While in the past Australians wrestled with what the Reef is, today they are struggling to reconcile what it will be. To do this, we need to understand the Reef's intertwining human story.
The Great Barrier Reef has come to dominate Australian imaginations and global environmental politics. Saving the Reef charts the social history of Australia's most prized yet vulnerable environment, from the relationship between First Nations peoples and colonial settlers, to the Reef's most portentous moment – the Save the Reef campaign launched in the 1960s.
Through this gripping narrative and interwoven contemporary essays, historian Rohan Lloyd reveals how the Reef's continued decline is forcing us to reconsider what 'saving' the Reef really means.

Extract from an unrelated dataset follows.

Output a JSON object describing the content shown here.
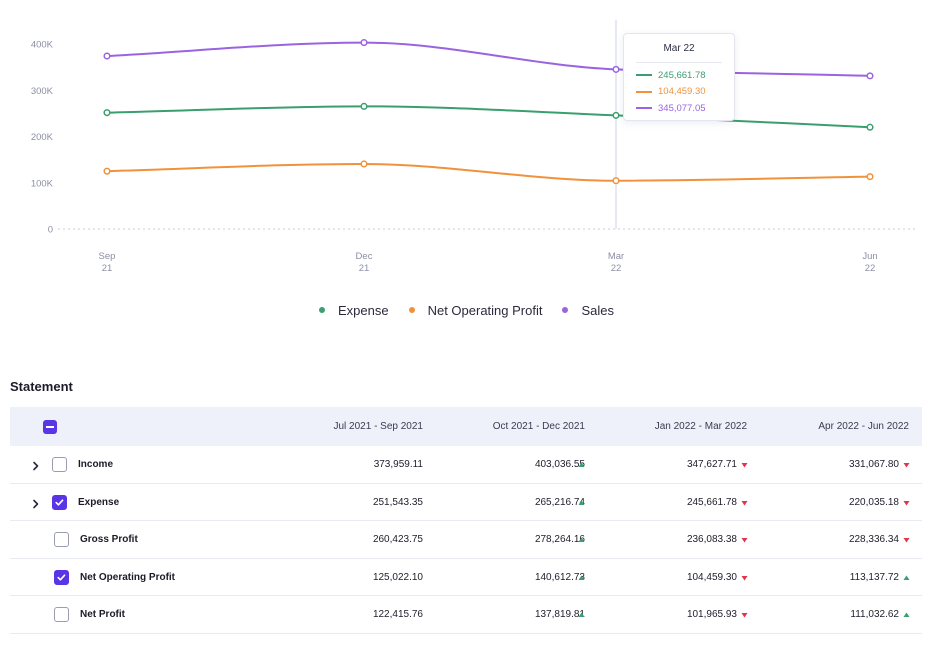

Rohan Lloyd is a historian who specialises in North Queensland and Australian environmental history. He has published histories on the Great Barrier Reef, North Queensland and Australian environmentalism. Rohan works as an English teacher at Ignatius Park College in Townsville and is an adjunct lecturer at James Cook University. This is his first book.